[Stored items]
○ ○ ○ ○ ○ ○ ○

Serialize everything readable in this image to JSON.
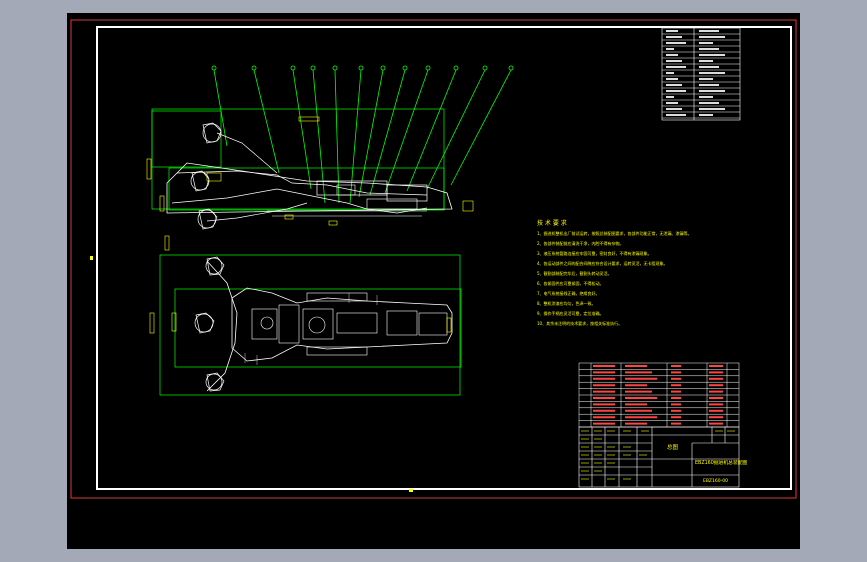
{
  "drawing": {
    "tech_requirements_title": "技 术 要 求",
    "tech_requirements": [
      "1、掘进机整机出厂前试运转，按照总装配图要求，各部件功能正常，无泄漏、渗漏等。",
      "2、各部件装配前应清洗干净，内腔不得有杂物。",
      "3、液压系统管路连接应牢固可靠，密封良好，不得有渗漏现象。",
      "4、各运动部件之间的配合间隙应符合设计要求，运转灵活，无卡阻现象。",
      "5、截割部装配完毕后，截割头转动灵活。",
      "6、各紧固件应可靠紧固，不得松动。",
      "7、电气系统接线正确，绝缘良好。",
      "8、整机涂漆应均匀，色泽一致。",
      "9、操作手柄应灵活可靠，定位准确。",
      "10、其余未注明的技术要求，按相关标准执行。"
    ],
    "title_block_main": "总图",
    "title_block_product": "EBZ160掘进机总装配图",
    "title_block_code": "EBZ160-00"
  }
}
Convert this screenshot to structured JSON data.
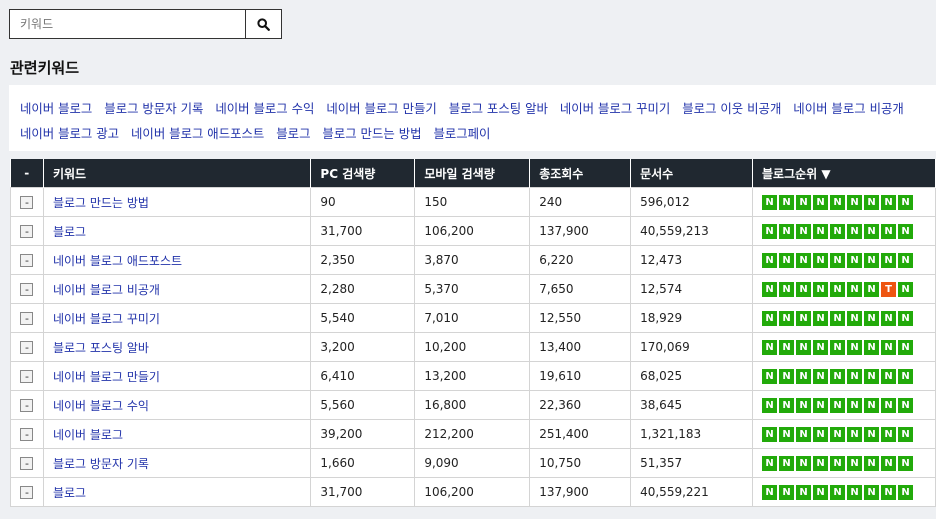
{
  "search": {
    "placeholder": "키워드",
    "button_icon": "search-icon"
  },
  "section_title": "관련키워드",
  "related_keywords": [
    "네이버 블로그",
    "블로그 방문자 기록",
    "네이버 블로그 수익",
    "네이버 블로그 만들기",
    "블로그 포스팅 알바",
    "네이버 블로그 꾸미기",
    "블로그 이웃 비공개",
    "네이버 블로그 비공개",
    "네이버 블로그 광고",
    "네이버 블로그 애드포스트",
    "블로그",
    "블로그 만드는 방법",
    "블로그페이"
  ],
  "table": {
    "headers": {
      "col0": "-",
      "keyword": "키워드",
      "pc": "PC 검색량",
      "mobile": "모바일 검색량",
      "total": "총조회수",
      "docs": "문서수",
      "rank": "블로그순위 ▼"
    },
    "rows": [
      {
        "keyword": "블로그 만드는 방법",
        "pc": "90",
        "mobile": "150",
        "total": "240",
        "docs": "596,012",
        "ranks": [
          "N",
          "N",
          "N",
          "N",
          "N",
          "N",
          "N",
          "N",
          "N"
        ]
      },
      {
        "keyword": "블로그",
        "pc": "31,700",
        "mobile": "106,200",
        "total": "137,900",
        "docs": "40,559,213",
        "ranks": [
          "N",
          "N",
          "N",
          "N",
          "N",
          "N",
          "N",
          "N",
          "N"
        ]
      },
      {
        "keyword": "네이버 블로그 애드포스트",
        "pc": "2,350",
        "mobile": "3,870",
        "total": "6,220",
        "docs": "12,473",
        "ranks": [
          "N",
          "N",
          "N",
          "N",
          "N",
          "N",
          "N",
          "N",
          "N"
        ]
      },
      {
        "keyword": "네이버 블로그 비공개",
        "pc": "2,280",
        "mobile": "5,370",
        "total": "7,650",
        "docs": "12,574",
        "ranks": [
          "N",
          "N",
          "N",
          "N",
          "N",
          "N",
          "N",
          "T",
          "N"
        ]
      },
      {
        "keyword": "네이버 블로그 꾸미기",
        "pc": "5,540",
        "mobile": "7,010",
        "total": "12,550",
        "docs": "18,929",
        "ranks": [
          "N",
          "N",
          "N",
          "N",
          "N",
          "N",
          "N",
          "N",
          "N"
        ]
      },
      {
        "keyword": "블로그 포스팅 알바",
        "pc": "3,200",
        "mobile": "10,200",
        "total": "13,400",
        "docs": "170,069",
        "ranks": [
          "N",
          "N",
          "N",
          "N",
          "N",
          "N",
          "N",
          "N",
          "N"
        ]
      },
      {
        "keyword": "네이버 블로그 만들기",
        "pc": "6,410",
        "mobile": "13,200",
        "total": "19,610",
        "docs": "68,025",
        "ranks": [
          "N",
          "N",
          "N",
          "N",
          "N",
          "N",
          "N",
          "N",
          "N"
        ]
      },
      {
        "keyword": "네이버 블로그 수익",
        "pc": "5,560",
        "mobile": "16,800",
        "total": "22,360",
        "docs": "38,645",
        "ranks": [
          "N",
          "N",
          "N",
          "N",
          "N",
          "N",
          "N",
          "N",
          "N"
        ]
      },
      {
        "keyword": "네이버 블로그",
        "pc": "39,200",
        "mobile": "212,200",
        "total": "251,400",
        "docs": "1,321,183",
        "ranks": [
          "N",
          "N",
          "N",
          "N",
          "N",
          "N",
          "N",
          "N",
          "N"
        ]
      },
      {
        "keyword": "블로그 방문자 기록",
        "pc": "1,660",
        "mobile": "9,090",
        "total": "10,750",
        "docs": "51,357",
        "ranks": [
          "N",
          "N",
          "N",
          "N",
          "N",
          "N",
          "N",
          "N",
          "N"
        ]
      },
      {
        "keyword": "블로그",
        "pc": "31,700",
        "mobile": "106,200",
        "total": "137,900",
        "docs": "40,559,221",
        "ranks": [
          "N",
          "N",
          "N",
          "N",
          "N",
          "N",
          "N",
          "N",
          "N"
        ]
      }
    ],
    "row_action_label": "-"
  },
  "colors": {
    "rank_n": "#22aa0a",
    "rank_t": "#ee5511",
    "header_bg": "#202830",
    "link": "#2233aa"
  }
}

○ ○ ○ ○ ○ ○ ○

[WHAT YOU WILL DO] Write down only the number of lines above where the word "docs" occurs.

[YOUR RESPONSE] 12